If you need a receiver around that range, Corey Coleman is a gutsy pick to make and one to choose if you’re looking for that boom-or-bust player. If you’re just looking for a player to plug in when you don’t like a certain match up, Adam Thielen might be a better pick. He was a pleasant surprise last year and displayed some good chemistry with Sam Bradford.
David Njoku is also a player that sits on the fantasy fringe. I’m personally a big fan of his potential because his size and athleticism should make him a valuable red-zone target for whoever is playing quarterback, but because we’ve yet to see him play we also don’t know who he works better with. Last year Barnidge was much more productive in games when Josh McCown started, so this year we’ll have to see whether or not Cody Kessler is going to go to his tight ends more.
Njoku is currently going undrafted in every fantasy mock draft I’ve witnessed, so for now there’s no rush to evaluate him and his potential until the regular season gets closer. Don’t waste a draft pick on him, if you’re drafting anytime soon you can still easily get him off waivers in the majority of leagues.
Barring an injury, Crowell is a fairly secure pick in the late second (especially if you draft RB-RB) or third round, but as for Coleman, Britt and Njoku it’d be best to wait and see how the quarterback situation unfolds before you jump on any of these players. Njoku likely won’t be drafted, but Coleman and Britt are being taken in the later rounds in most drafts. Without knowing who’s throwing the ball and how consistent they are, it’s hard to put a firm judgment on their value.

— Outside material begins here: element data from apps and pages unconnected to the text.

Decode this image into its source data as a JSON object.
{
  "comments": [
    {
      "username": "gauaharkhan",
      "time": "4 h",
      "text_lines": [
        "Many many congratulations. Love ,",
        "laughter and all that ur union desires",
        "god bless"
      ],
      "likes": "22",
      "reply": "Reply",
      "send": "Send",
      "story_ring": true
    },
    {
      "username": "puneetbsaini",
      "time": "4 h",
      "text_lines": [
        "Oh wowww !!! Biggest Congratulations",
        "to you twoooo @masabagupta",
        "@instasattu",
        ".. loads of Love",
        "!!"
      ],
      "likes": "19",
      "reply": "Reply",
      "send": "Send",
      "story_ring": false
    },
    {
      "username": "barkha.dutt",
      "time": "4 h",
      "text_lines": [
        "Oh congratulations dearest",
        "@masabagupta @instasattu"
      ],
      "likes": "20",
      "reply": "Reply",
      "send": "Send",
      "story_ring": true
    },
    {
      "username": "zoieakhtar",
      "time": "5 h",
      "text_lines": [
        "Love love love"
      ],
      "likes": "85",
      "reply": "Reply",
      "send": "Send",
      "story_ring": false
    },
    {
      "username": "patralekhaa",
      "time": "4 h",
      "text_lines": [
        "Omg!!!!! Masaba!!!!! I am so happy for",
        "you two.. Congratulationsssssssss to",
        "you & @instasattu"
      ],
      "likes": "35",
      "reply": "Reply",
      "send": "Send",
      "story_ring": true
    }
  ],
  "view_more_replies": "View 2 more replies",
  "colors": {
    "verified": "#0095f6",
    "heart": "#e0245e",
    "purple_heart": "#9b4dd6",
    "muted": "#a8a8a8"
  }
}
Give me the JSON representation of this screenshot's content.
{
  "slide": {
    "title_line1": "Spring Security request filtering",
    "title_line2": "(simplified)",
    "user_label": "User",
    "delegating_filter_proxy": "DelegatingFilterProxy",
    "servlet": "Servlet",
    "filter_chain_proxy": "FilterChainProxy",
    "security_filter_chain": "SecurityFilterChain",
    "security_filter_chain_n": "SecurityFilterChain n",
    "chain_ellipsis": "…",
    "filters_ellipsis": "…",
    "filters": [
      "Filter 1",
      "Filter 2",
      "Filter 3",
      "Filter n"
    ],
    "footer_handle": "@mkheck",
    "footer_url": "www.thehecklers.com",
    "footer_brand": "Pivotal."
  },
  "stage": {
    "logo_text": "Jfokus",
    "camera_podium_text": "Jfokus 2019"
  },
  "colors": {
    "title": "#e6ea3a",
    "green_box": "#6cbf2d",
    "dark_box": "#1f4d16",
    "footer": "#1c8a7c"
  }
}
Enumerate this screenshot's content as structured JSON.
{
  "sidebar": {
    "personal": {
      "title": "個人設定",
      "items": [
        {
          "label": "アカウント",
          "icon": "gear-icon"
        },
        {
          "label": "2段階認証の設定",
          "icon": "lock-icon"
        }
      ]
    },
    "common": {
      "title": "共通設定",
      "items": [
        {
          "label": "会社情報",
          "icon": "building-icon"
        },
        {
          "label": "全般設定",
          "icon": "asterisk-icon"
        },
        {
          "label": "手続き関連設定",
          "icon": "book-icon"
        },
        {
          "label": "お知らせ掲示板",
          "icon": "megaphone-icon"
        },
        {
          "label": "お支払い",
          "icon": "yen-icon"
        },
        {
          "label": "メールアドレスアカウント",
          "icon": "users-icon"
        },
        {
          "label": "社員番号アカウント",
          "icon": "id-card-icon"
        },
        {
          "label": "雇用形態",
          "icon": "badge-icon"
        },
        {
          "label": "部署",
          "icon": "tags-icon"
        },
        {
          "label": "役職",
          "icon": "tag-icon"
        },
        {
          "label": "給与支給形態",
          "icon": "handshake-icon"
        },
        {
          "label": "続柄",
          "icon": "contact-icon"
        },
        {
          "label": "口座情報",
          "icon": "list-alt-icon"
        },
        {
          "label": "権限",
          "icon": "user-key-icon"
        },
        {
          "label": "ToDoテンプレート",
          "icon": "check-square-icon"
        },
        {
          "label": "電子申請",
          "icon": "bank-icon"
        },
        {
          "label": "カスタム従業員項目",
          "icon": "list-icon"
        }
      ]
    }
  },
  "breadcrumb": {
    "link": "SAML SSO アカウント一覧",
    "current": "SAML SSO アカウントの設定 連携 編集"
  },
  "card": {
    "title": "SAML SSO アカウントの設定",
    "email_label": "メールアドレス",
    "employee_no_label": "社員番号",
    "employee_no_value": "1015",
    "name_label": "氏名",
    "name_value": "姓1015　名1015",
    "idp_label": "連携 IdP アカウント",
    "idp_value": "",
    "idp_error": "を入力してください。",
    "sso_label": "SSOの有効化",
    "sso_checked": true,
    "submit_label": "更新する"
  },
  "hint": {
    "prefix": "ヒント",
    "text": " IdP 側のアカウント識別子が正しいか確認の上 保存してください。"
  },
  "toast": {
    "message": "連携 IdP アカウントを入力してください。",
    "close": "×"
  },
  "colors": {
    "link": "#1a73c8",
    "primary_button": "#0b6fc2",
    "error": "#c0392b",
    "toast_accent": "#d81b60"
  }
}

Britt is the safer choice as far as fantasy football goes, but Coleman has the potential to be Cleveland’s number one wide receiver this year. If Coleman does make that leap, he has the potential to be a WR 2 range player and given how deep in the draft he’s going that’s great value.